§ **To do**
Copy out the records that appear below, exactly as each one reads.

==== Records to process

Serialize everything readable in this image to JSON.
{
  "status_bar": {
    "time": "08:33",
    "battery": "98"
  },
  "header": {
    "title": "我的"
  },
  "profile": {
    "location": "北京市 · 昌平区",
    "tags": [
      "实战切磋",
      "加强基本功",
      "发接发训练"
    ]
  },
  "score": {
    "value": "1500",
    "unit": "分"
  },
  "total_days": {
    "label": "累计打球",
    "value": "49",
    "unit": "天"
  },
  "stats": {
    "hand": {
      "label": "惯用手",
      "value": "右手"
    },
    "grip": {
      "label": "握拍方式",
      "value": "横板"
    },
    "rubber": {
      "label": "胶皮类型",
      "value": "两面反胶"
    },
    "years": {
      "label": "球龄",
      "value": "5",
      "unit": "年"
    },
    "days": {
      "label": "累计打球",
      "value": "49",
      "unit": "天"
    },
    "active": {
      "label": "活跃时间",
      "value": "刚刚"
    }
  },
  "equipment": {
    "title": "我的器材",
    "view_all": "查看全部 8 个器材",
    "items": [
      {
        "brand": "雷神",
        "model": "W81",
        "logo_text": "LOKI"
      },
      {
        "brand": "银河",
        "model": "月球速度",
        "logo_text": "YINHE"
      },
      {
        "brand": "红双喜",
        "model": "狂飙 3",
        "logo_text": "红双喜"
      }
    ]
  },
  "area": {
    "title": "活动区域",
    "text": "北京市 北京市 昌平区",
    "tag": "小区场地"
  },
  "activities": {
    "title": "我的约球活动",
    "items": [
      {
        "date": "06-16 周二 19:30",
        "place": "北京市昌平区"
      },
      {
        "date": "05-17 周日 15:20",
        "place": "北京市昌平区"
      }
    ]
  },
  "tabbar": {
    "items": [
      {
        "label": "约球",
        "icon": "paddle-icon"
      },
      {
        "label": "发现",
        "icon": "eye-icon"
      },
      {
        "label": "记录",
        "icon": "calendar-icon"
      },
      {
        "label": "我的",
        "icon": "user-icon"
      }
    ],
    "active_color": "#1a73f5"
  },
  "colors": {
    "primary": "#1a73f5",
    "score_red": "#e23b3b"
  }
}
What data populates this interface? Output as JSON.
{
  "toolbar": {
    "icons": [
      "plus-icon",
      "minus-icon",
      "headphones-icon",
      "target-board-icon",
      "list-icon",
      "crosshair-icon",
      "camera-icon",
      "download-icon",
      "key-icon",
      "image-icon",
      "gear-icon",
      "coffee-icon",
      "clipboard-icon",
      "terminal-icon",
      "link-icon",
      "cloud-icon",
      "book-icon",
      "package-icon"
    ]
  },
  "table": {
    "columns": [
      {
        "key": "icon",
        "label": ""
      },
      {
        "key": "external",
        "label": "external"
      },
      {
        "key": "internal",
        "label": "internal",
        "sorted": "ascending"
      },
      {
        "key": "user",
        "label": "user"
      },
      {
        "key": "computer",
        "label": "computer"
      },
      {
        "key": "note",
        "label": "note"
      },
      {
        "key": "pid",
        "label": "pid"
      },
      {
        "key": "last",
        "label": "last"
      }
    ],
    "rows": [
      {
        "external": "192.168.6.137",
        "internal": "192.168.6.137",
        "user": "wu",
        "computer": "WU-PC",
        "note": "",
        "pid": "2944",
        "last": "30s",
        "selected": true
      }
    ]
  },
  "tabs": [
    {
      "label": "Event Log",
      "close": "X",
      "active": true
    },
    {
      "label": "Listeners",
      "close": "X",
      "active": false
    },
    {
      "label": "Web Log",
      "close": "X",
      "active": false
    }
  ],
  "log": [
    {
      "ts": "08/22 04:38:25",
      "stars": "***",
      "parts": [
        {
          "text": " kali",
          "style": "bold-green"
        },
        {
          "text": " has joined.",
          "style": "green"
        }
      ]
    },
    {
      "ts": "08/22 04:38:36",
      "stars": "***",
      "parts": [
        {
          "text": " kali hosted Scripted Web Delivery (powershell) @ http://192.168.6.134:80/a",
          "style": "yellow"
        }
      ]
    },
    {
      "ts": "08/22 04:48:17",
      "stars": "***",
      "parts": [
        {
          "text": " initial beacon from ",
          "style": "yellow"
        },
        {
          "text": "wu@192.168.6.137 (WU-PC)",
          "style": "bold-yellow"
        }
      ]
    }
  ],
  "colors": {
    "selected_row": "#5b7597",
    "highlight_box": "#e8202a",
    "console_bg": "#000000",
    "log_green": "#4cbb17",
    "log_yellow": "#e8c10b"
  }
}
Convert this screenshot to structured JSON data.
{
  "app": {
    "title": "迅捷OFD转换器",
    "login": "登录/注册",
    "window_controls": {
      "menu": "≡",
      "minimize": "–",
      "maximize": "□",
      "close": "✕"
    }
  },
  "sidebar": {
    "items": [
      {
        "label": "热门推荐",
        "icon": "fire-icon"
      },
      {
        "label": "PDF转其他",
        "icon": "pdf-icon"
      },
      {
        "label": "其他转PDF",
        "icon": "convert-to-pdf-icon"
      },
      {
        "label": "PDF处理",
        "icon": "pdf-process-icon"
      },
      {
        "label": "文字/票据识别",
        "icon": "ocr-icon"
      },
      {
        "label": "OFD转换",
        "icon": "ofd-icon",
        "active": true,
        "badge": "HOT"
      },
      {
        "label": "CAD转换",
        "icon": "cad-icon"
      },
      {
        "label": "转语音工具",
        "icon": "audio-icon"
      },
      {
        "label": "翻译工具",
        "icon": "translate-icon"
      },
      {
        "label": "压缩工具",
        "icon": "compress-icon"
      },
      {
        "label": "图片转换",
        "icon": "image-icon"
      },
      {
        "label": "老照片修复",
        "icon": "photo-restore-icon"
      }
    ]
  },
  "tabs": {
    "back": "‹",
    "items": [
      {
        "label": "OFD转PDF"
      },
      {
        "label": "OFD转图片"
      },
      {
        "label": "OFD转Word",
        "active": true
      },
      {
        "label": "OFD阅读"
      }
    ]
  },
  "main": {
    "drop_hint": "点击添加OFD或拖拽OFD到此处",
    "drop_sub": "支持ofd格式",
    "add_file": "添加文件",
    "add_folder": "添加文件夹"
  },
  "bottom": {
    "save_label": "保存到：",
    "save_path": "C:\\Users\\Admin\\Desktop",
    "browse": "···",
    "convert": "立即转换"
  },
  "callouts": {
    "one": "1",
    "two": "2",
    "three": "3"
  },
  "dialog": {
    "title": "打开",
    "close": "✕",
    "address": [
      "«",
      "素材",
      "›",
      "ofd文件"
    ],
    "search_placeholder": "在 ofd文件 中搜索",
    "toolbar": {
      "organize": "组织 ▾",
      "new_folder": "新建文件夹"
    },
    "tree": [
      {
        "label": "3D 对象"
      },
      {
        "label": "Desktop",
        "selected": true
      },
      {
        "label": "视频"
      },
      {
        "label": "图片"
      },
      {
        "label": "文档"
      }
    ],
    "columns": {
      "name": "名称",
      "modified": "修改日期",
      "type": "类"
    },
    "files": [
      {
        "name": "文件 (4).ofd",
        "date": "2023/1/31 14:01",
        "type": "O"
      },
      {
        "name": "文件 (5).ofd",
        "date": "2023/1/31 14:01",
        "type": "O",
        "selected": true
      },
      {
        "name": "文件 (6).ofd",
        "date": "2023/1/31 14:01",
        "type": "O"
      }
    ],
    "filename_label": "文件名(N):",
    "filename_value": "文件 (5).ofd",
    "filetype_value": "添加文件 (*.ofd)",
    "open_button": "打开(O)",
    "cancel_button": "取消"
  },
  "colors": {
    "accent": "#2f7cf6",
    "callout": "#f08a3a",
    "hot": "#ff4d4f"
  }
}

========

§ **Answer box**
Serialize everything readable in this image to JSON.
{
  "status_bar": {
    "time": "08:33",
    "battery": "98"
  },
  "header": {
    "title": "我的"
  },
  "profile": {
    "location": "北京市 · 昌平区",
    "tags": [
      "实战切磋",
      "加强基本功",
      "发接发训练"
    ]
  },
  "score": {
    "value": "1500",
    "unit": "分"
  },
  "total_days": {
    "label": "累计打球",
    "value": "49",
    "unit": "天"
  },
  "stats": {
    "hand": {
      "label": "惯用手",
      "value": "右手"
    },
    "grip": {
      "label": "握拍方式",
      "value": "横板"
    },
    "rubber": {
      "label": "胶皮类型",
      "value": "两面反胶"
    },
    "years": {
      "label": "球龄",
      "value": "5",
      "unit": "年"
    },
    "days": {
      "label": "累计打球",
      "value": "49",
      "unit": "天"
    },
    "active": {
      "label": "活跃时间",
      "value": "刚刚"
    }
  },
  "equipment": {
    "title": "我的器材",
    "view_all": "查看全部 8 个器材",
    "items": [
      {
        "brand": "雷神",
        "model": "W81",
        "logo_text": "LOKI"
      },
      {
        "brand": "银河",
        "model": "月球速度",
        "logo_text": "YINHE"
      },
      {
        "brand": "红双喜",
        "model": "狂飙 3",
        "logo_text": "红双喜"
      }
    ]
  },
  "area": {
    "title": "活动区域",
    "text": "北京市 北京市 昌平区",
    "tag": "小区场地"
  },
  "activities": {
    "title": "我的约球活动",
    "items": [
      {
        "date": "06-16 周二 19:30",
        "place": "北京市昌平区"
      },
      {
        "date": "05-17 周日 15:20",
        "place": "北京市昌平区"
      }
    ]
  },
  "tabbar": {
    "items": [
      {
        "label": "约球",
        "icon": "paddle-icon"
      },
      {
        "label": "发现",
        "icon": "eye-icon"
      },
      {
        "label": "记录",
        "icon": "calendar-icon"
      },
      {
        "label": "我的",
        "icon": "user-icon"
      }
    ],
    "active_color": "#1a73f5"
  },
  "colors": {
    "primary": "#1a73f5",
    "score_red": "#e23b3b"
  }
}
What data populates this interface? Output as JSON.
{
  "toolbar": {
    "icons": [
      "plus-icon",
      "minus-icon",
      "headphones-icon",
      "target-board-icon",
      "list-icon",
      "crosshair-icon",
      "camera-icon",
      "download-icon",
      "key-icon",
      "image-icon",
      "gear-icon",
      "coffee-icon",
      "clipboard-icon",
      "terminal-icon",
      "link-icon",
      "cloud-icon",
      "book-icon",
      "package-icon"
    ]
  },
  "table": {
    "columns": [
      {
        "key": "icon",
        "label": ""
      },
      {
        "key": "external",
        "label": "external"
      },
      {
        "key": "internal",
        "label": "internal",
        "sorted": "ascending"
      },
      {
        "key": "user",
        "label": "user"
      },
      {
        "key": "computer",
        "label": "computer"
      },
      {
        "key": "note",
        "label": "note"
      },
      {
        "key": "pid",
        "label": "pid"
      },
      {
        "key": "last",
        "label": "last"
      }
    ],
    "rows": [
      {
        "external": "192.168.6.137",
        "internal": "192.168.6.137",
        "user": "wu",
        "computer": "WU-PC",
        "note": "",
        "pid": "2944",
        "last": "30s",
        "selected": true
      }
    ]
  },
  "tabs": [
    {
      "label": "Event Log",
      "close": "X",
      "active": true
    },
    {
      "label": "Listeners",
      "close": "X",
      "active": false
    },
    {
      "label": "Web Log",
      "close": "X",
      "active": false
    }
  ],
  "log": [
    {
      "ts": "08/22 04:38:25",
      "stars": "***",
      "parts": [
        {
          "text": " kali",
          "style": "bold-green"
        },
        {
          "text": " has joined.",
          "style": "green"
        }
      ]
    },
    {
      "ts": "08/22 04:38:36",
      "stars": "***",
      "parts": [
        {
          "text": " kali hosted Scripted Web Delivery (powershell) @ http://192.168.6.134:80/a",
          "style": "yellow"
        }
      ]
    },
    {
      "ts": "08/22 04:48:17",
      "stars": "***",
      "parts": [
        {
          "text": " initial beacon from ",
          "style": "yellow"
        },
        {
          "text": "wu@192.168.6.137 (WU-PC)",
          "style": "bold-yellow"
        }
      ]
    }
  ],
  "colors": {
    "selected_row": "#5b7597",
    "highlight_box": "#e8202a",
    "console_bg": "#000000",
    "log_green": "#4cbb17",
    "log_yellow": "#e8c10b"
  }
}
Convert this screenshot to structured JSON data.
{
  "app": {
    "title": "迅捷OFD转换器",
    "login": "登录/注册",
    "window_controls": {
      "menu": "≡",
      "minimize": "–",
      "maximize": "□",
      "close": "✕"
    }
  },
  "sidebar": {
    "items": [
      {
        "label": "热门推荐",
        "icon": "fire-icon"
      },
      {
        "label": "PDF转其他",
        "icon": "pdf-icon"
      },
      {
        "label": "其他转PDF",
        "icon": "convert-to-pdf-icon"
      },
      {
        "label": "PDF处理",
        "icon": "pdf-process-icon"
      },
      {
        "label": "文字/票据识别",
        "icon": "ocr-icon"
      },
      {
        "label": "OFD转换",
        "icon": "ofd-icon",
        "active": true,
        "badge": "HOT"
      },
      {
        "label": "CAD转换",
        "icon": "cad-icon"
      },
      {
        "label": "转语音工具",
        "icon": "audio-icon"
      },
      {
        "label": "翻译工具",
        "icon": "translate-icon"
      },
      {
        "label": "压缩工具",
        "icon": "compress-icon"
      },
      {
        "label": "图片转换",
        "icon": "image-icon"
      },
      {
        "label": "老照片修复",
        "icon": "photo-restore-icon"
      }
    ]
  },
  "tabs": {
    "back": "‹",
    "items": [
      {
        "label": "OFD转PDF"
      },
      {
        "label": "OFD转图片"
      },
      {
        "label": "OFD转Word",
        "active": true
      },
      {
        "label": "OFD阅读"
      }
    ]
  },
  "main": {
    "drop_hint": "点击添加OFD或拖拽OFD到此处",
    "drop_sub": "支持ofd格式",
    "add_file": "添加文件",
    "add_folder": "添加文件夹"
  },
  "bottom": {
    "save_label": "保存到：",
    "save_path": "C:\\Users\\Admin\\Desktop",
    "browse": "···",
    "convert": "立即转换"
  },
  "callouts": {
    "one": "1",
    "two": "2",
    "three": "3"
  },
  "dialog": {
    "title": "打开",
    "close": "✕",
    "address": [
      "«",
      "素材",
      "›",
      "ofd文件"
    ],
    "search_placeholder": "在 ofd文件 中搜索",
    "toolbar": {
      "organize": "组织 ▾",
      "new_folder": "新建文件夹"
    },
    "tree": [
      {
        "label": "3D 对象"
      },
      {
        "label": "Desktop",
        "selected": true
      },
      {
        "label": "视频"
      },
      {
        "label": "图片"
      },
      {
        "label": "文档"
      }
    ],
    "columns": {
      "name": "名称",
      "modified": "修改日期",
      "type": "类"
    },
    "files": [
      {
        "name": "文件 (4).ofd",
        "date": "2023/1/31 14:01",
        "type": "O"
      },
      {
        "name": "文件 (5).ofd",
        "date": "2023/1/31 14:01",
        "type": "O",
        "selected": true
      },
      {
        "name": "文件 (6).ofd",
        "date": "2023/1/31 14:01",
        "type": "O"
      }
    ],
    "filename_label": "文件名(N):",
    "filename_value": "文件 (5).ofd",
    "filetype_value": "添加文件 (*.ofd)",
    "open_button": "打开(O)",
    "cancel_button": "取消"
  },
  "colors": {
    "accent": "#2f7cf6",
    "callout": "#f08a3a",
    "hot": "#ff4d4f"
  }
}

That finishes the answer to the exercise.